Christian missionaries (and this includes the “Jews” for Jesus, the Messianic “Jews,” and the “Hebrew” Christians) claim that this deceptive technique originates with Paul, in I Corinthians 9:20, where he says that it is okay to pretend to be anything, so long as it gets converts to Christianity. One can also see this in Phillipians 1:18. Furthermore, it is expanded in the idea of Indigenous Cultural Evangelism. This is the name to the missionary technique which says so long as you make the targets think that they can be both a Christian and whatever they were before their conversion, then missionizing will be easier. See Understanding Church Growth, by Donald A. McGavran, the chapter on The Sociological Foundation.

So, the “Jews for Jesus” are merely another Christian Missionary organization, which make converts to Christianity by dressing up the Christian theology in Jewish clothing.

The ELCA seems to be on to the scam and warns in its guidelines for Lutheran/Jewish dialog:

Groups such as “Jews for Jesus” or “Messianic Jews” consist of persons from a Jewish background who have converted to Christianity and who wish to retain their Jewish heritage and identity. Lutherans should be aware that most Jews regard such persons as having forsaken Judaism, and consider efforts to maintain otherwise to be deceptive.

My concerns about Jews for Jesus coming to celebrate Christ in the Passover not only continues to trample the Jewish faith traditions, but also sends the message that my church endorses such deceptive behavior.

Jews for Jesus’ mission is a 180° turn from the ELCA’s goal to embrace the differences yet affirm both Christianity and Judiasm as different yet  equally worthy faith traditions:

Our relationship to contemporary Judaism requires both sensitivity to what we have in common and a respect for the independent right of Jews to define themselves as a community. A mature Christian respect for the work of God in Judaism thus affirms the faith and practice of Jews as more than a foil, a footnote, or a problem for our own identity.

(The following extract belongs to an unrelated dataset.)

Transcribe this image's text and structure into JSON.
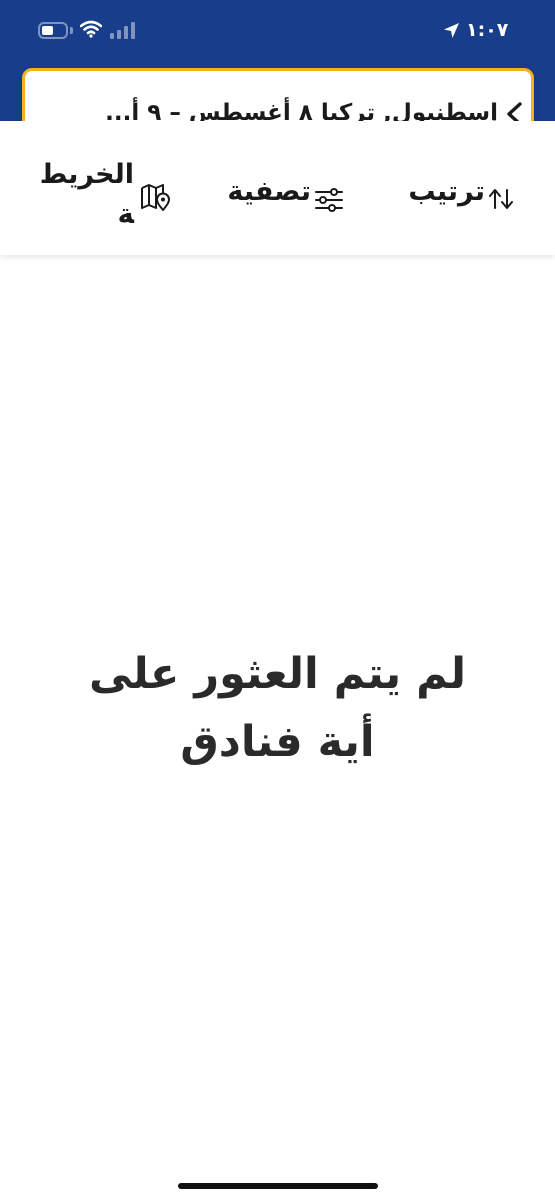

So as Pesach and Holy Week converge once again, I challenge those who want to evangelize at any expense to take a step back and realize we are all on the same team.

Then Peter began to speak to them: ‘I truly understand that God shows no partiality, but in every nation, anyone who fears him and does what is right is acceptable to him.’

Acts 10:34

Let’s not trample one faith tradition in order to raise up another. Let us not dimish the meaning of rite that is millenia old and replace its symbolism with something else. Let us remember the story of the Exodus and how it set God’s people free from slavery, and let us remember how Resurrection set us free as well. But I challenge us all to respect each as unique and blessed gifts from God.

Barukh atah Adonai, Eloheinu, melekh ha’olam, indeed!